> [WORK ITEM]
Down to the last line, output the records below exactly.

▬▬▬▬▬▬▬▬▬▬

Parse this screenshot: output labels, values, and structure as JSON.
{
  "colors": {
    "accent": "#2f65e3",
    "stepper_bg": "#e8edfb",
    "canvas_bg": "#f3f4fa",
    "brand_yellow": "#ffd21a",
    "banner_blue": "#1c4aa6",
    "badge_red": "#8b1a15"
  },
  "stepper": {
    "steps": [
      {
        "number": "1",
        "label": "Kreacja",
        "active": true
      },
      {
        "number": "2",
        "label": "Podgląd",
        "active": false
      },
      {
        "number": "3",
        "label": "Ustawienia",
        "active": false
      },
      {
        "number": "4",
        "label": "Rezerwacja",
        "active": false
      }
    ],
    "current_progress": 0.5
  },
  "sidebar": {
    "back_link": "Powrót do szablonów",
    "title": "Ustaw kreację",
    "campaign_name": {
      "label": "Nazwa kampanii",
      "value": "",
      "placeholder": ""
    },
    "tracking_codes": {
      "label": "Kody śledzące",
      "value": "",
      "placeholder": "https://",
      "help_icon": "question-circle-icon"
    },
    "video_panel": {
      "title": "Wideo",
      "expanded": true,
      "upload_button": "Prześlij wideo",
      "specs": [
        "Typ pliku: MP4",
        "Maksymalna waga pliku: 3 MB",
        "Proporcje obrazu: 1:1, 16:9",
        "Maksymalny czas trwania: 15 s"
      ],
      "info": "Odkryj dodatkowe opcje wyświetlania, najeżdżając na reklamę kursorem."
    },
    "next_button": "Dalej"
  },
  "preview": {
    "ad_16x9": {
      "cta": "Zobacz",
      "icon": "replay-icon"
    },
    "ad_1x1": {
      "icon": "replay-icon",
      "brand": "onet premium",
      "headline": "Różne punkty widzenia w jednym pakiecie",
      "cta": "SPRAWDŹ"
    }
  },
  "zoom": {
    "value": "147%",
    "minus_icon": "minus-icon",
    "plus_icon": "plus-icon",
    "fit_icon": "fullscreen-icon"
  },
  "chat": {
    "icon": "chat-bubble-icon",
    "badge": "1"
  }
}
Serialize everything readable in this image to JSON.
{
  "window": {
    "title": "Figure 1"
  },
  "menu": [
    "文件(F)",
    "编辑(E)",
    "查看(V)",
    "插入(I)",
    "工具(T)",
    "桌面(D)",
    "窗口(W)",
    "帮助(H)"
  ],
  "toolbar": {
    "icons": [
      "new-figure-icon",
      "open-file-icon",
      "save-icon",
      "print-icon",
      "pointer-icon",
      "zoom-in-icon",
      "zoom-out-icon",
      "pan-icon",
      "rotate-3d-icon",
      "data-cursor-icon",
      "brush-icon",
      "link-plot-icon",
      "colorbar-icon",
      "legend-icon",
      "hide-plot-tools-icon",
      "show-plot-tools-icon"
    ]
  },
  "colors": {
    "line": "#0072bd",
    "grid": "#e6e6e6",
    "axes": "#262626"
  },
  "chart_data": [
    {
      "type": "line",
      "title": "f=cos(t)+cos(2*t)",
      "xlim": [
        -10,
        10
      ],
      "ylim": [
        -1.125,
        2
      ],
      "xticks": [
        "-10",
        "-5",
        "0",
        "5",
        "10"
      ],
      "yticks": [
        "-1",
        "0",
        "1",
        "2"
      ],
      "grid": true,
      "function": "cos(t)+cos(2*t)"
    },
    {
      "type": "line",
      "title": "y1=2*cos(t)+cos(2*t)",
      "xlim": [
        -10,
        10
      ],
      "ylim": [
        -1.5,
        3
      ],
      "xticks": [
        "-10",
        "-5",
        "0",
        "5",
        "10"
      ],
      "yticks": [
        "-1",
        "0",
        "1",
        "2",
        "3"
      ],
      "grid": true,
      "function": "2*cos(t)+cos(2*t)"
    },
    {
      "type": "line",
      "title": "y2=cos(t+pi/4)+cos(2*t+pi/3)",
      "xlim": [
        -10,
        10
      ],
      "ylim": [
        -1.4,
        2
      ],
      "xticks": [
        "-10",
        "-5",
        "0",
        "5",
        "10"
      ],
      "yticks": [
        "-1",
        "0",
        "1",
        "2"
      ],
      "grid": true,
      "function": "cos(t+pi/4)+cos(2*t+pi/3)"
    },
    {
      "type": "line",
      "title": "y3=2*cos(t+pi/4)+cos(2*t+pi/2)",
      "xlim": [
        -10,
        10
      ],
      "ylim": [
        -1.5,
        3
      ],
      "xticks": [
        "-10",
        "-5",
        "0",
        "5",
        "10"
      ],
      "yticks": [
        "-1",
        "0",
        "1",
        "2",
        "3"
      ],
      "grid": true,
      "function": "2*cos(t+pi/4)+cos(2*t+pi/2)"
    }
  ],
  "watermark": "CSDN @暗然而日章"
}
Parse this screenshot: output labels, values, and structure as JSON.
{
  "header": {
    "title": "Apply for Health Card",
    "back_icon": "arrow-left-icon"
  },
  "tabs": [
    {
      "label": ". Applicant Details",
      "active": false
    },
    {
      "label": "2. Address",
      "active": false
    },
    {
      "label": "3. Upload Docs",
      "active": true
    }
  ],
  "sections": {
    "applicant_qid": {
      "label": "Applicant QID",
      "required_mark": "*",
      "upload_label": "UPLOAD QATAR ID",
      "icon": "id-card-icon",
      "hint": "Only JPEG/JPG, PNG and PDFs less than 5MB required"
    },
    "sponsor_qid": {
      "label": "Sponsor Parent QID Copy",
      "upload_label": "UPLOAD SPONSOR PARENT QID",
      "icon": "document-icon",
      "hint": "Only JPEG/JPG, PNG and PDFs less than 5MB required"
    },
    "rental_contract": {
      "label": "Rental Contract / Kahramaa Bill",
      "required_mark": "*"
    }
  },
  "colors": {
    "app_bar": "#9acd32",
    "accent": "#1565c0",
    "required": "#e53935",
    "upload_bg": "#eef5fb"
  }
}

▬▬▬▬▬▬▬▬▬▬

> [EXPECTED ANSWER]
Parse this screenshot: output labels, values, and structure as JSON.
{
  "colors": {
    "accent": "#2f65e3",
    "stepper_bg": "#e8edfb",
    "canvas_bg": "#f3f4fa",
    "brand_yellow": "#ffd21a",
    "banner_blue": "#1c4aa6",
    "badge_red": "#8b1a15"
  },
  "stepper": {
    "steps": [
      {
        "number": "1",
        "label": "Kreacja",
        "active": true
      },
      {
        "number": "2",
        "label": "Podgląd",
        "active": false
      },
      {
        "number": "3",
        "label": "Ustawienia",
        "active": false
      },
      {
        "number": "4",
        "label": "Rezerwacja",
        "active": false
      }
    ],
    "current_progress": 0.5
  },
  "sidebar": {
    "back_link": "Powrót do szablonów",
    "title": "Ustaw kreację",
    "campaign_name": {
      "label": "Nazwa kampanii",
      "value": "",
      "placeholder": ""
    },
    "tracking_codes": {
      "label": "Kody śledzące",
      "value": "",
      "placeholder": "https://",
      "help_icon": "question-circle-icon"
    },
    "video_panel": {
      "title": "Wideo",
      "expanded": true,
      "upload_button": "Prześlij wideo",
      "specs": [
        "Typ pliku: MP4",
        "Maksymalna waga pliku: 3 MB",
        "Proporcje obrazu: 1:1, 16:9",
        "Maksymalny czas trwania: 15 s"
      ],
      "info": "Odkryj dodatkowe opcje wyświetlania, najeżdżając na reklamę kursorem."
    },
    "next_button": "Dalej"
  },
  "preview": {
    "ad_16x9": {
      "cta": "Zobacz",
      "icon": "replay-icon"
    },
    "ad_1x1": {
      "icon": "replay-icon",
      "brand": "onet premium",
      "headline": "Różne punkty widzenia w jednym pakiecie",
      "cta": "SPRAWDŹ"
    }
  },
  "zoom": {
    "value": "147%",
    "minus_icon": "minus-icon",
    "plus_icon": "plus-icon",
    "fit_icon": "fullscreen-icon"
  },
  "chat": {
    "icon": "chat-bubble-icon",
    "badge": "1"
  }
}
Serialize everything readable in this image to JSON.
{
  "window": {
    "title": "Figure 1"
  },
  "menu": [
    "文件(F)",
    "编辑(E)",
    "查看(V)",
    "插入(I)",
    "工具(T)",
    "桌面(D)",
    "窗口(W)",
    "帮助(H)"
  ],
  "toolbar": {
    "icons": [
      "new-figure-icon",
      "open-file-icon",
      "save-icon",
      "print-icon",
      "pointer-icon",
      "zoom-in-icon",
      "zoom-out-icon",
      "pan-icon",
      "rotate-3d-icon",
      "data-cursor-icon",
      "brush-icon",
      "link-plot-icon",
      "colorbar-icon",
      "legend-icon",
      "hide-plot-tools-icon",
      "show-plot-tools-icon"
    ]
  },
  "colors": {
    "line": "#0072bd",
    "grid": "#e6e6e6",
    "axes": "#262626"
  },
  "chart_data": [
    {
      "type": "line",
      "title": "f=cos(t)+cos(2*t)",
      "xlim": [
        -10,
        10
      ],
      "ylim": [
        -1.125,
        2
      ],
      "xticks": [
        "-10",
        "-5",
        "0",
        "5",
        "10"
      ],
      "yticks": [
        "-1",
        "0",
        "1",
        "2"
      ],
      "grid": true,
      "function": "cos(t)+cos(2*t)"
    },
    {
      "type": "line",
      "title": "y1=2*cos(t)+cos(2*t)",
      "xlim": [
        -10,
        10
      ],
      "ylim": [
        -1.5,
        3
      ],
      "xticks": [
        "-10",
        "-5",
        "0",
        "5",
        "10"
      ],
      "yticks": [
        "-1",
        "0",
        "1",
        "2",
        "3"
      ],
      "grid": true,
      "function": "2*cos(t)+cos(2*t)"
    },
    {
      "type": "line",
      "title": "y2=cos(t+pi/4)+cos(2*t+pi/3)",
      "xlim": [
        -10,
        10
      ],
      "ylim": [
        -1.4,
        2
      ],
      "xticks": [
        "-10",
        "-5",
        "0",
        "5",
        "10"
      ],
      "yticks": [
        "-1",
        "0",
        "1",
        "2"
      ],
      "grid": true,
      "function": "cos(t+pi/4)+cos(2*t+pi/3)"
    },
    {
      "type": "line",
      "title": "y3=2*cos(t+pi/4)+cos(2*t+pi/2)",
      "xlim": [
        -10,
        10
      ],
      "ylim": [
        -1.5,
        3
      ],
      "xticks": [
        "-10",
        "-5",
        "0",
        "5",
        "10"
      ],
      "yticks": [
        "-1",
        "0",
        "1",
        "2",
        "3"
      ],
      "grid": true,
      "function": "2*cos(t+pi/4)+cos(2*t+pi/2)"
    }
  ],
  "watermark": "CSDN @暗然而日章"
}
Parse this screenshot: output labels, values, and structure as JSON.
{
  "header": {
    "title": "Apply for Health Card",
    "back_icon": "arrow-left-icon"
  },
  "tabs": [
    {
      "label": ". Applicant Details",
      "active": false
    },
    {
      "label": "2. Address",
      "active": false
    },
    {
      "label": "3. Upload Docs",
      "active": true
    }
  ],
  "sections": {
    "applicant_qid": {
      "label": "Applicant QID",
      "required_mark": "*",
      "upload_label": "UPLOAD QATAR ID",
      "icon": "id-card-icon",
      "hint": "Only JPEG/JPG, PNG and PDFs less than 5MB required"
    },
    "sponsor_qid": {
      "label": "Sponsor Parent QID Copy",
      "upload_label": "UPLOAD SPONSOR PARENT QID",
      "icon": "document-icon",
      "hint": "Only JPEG/JPG, PNG and PDFs less than 5MB required"
    },
    "rental_contract": {
      "label": "Rental Contract / Kahramaa Bill",
      "required_mark": "*"
    }
  },
  "colors": {
    "app_bar": "#9acd32",
    "accent": "#1565c0",
    "required": "#e53935",
    "upload_bg": "#eef5fb"
  }
}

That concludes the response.